"Cain kills Abel", a fratricide illustrated by Gustave Doré (And Cain talked with Abel his brother; and it came to pass, when they were in the field, that Cain rose up against Abel his brother and slew him).
Fratricide (from the Latin words frater "brother" and cida "killer," or cidum "a killing," both from caedere "to kill, to cut down") is the act of a person killing his or her brother. Related concepts are sororicide (the killing of one's sister), child murder (the killing of an unrelated child), infanticide (the killing of a child under the age of one year), filicide (the killing of one's child), patricide (the killing of one's father), matricide (the killing of one's mother), mariticide (the killing of one's husband) and uxoricide (the killing of one's wife). See also siblicide.
According to the story of Cain and Abel, fratricide was the first type of murder to be committed. In the mythology of ancient Rome, the city is founded as the result of a fratricide, when the twins Romulus and Remus quarrel over who has the favor of the gods, and Romulus becomes Rome's first king and namesake after killing his brother.

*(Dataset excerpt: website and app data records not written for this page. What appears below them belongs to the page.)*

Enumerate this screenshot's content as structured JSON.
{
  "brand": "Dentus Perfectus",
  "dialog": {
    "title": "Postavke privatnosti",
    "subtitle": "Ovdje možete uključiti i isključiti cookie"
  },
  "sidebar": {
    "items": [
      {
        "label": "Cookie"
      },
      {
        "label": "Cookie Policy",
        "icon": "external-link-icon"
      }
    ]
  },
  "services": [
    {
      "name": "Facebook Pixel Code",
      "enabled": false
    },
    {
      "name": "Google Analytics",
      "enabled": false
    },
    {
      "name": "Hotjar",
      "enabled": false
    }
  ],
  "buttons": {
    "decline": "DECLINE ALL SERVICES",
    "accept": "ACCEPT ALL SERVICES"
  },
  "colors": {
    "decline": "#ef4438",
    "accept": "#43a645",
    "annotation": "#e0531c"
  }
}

Fratricide may also be used to refer to friendly fire incidents. It also refers to the possible destruction of one MIRV warhead by another. Targets may be arranged deliberately to increase the likelihood in a strategy called dense pack.
In the Ottoman Empire a policy of judicial royal fratricide was introduced by Sultan Mehmet II whose grandfather Mehmed I had to fight a long and bloody civil war against his brothers (which brought the empire near to destruction) to take the throne. When a new Sultan ascended to the throne he would imprison all of his surviving brothers and kill them by strangulation with a silk cord as soon as he had produced his first male heir. The largest killing took place on the succession of Mehmed III when 19 of his brothers were killed and buried with their father. The aim was to prevent civil war. The practice was abandoned in the 17th century by Ahmed I, replaced by imprisonment in the Kafes.
In the Greek tragedy Antigone the brothers, Eteocles and Polyneices kill each other in combat. Polyneices invaded Greece and Eteocles fought with Greece against his brother. The two killed each other by stabbing the other through the heart.
Ashoka, also known as Chand-Ashoka (Cruel Ashoka), killed his real brothers as punishment for the kings's (his father) death and quarrel for the kingdom. Later on Ashoka conquered Greater India entire, before he adopted Buddhism and forsook war.
In popular culture
In One Tree Hill, Keith Scott is killed by his jealous brother, Dan Scott during a school shooting at Tree Hill High School.
In Code Geass, Lelouch kills his brother Clovis by shooting him in the head.
In the comic book series Spawn, God and Satan are shown as twin brothers and supervillains who squander their powers in a constant struggle to kill each other.
In the manga series Trigun, Knives attempts to kill his brother Vash several times throughout the series.